All four sessions of the ballet performances were a great success, thanks to the astonishingly committed team of 57 performers and backstage assistants from Taiwan. Their great efforts were not in vain.

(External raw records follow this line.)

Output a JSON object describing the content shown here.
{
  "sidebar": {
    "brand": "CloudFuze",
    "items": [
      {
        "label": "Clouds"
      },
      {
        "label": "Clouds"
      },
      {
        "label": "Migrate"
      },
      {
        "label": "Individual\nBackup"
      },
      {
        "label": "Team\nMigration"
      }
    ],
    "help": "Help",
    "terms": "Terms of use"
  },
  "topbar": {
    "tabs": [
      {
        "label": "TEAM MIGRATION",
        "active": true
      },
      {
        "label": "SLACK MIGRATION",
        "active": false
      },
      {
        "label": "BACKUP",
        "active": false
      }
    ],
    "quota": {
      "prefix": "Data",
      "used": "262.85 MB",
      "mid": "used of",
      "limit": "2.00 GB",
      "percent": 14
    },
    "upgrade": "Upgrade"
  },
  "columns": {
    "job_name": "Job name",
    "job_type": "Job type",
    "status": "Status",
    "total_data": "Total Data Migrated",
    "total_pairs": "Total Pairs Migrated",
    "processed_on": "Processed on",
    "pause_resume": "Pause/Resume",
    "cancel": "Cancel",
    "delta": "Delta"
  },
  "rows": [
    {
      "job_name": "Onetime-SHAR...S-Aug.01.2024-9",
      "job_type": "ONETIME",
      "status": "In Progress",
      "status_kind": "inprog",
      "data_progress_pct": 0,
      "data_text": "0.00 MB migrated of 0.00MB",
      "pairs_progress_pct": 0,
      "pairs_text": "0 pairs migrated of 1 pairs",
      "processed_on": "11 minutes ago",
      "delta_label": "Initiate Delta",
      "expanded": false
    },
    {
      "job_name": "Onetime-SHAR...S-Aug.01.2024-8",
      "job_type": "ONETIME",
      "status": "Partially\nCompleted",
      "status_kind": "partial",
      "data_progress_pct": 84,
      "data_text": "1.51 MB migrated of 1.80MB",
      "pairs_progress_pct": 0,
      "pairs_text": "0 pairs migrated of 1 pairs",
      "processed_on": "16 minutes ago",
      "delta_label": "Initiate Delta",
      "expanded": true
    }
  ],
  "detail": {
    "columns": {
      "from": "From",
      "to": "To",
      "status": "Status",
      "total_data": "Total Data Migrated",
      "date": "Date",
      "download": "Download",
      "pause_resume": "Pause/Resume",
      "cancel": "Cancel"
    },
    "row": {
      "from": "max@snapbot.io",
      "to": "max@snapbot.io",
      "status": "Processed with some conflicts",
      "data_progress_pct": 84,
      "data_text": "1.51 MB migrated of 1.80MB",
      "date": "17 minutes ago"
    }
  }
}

It had definitely inspired and implanted in the minds and hearts of their audience the beauty of doing good deeds no matter how small and cultivating compassion towards all.

 

Rondo Ballet Theatre and Tzu Chi Senior High School affiliated with Tzu Chi University team performed four sessions of ballet performance, “Deer King and Poor Woman”. [Photograph by Lim Chin Shein]   The ballet performance, “Deer King and Poor Woman”, brought out the compassion of Buddhism and the spirit of Great Love promoted by Tzu Chi. [Photograph by Wong Poh Fatt]

Rondo Ballet Theatre and Tzu Chi Senior High School affiliated with Tzu Chi University team performed four sessions of ballet performance, “Deer King and Poor Woman”. [Photograph by Lim Chin Shein]
 
The ballet performance, “Deer King and Poor Woman”, brought out the compassion of Buddhism and the spirit of Great Love promoted by Tzu Chi. [Photograph by Wong Poh Fatt]
 
Teacher Yao Chia-Ling (left), a member of the Rondo Ballet Theatre, played the role of the poor woman in the “Deer King and Poor Woman”. [Photograph by Lim Su Nguan]   “A Poor Woman’s Light Offering” portrayed the determination and perseverance of a poor woman in seeking the Dharma. [Photograph by Wong Poh Fatt]

Teacher Yao Chia-Ling (left), a member of the Rondo Ballet Theatre, played the role of the poor woman in the “Deer King and Poor Woman”. [Photograph by Lim Su Nguan]
 
 
“A Poor Woman’s Light Offering” portrayed the determination and perseverance of a poor woman in seeking the Dharma. [Photograph by Wong Poh Fatt]
 
Venerable Yong Li (1st left) was deeply moved to know that the performing team members travelled from Taiwan on their own expenses. [Photograph by Lim Su Nguan]   Zhang Xin You (right) took the opportunity to watch the “Deer King and Poor Woman” performance with her husband and children while visiting KL Tzu-Chi Jing Si Hall. [Photograph by Lim Chin Shein]

Venerable Yong Li (1st left) was deeply moved to know that the performing team members travelled from Taiwan on their own expenses. [Photograph by Lim Su Nguan]
 
 
Zhang Xin You (right) took the opportunity to watch the “Deer King and Poor Woman” performance with her husband and children while visiting KL Tzu-Chi Jing Si Hall. [Photograph by Lim Chin Shein]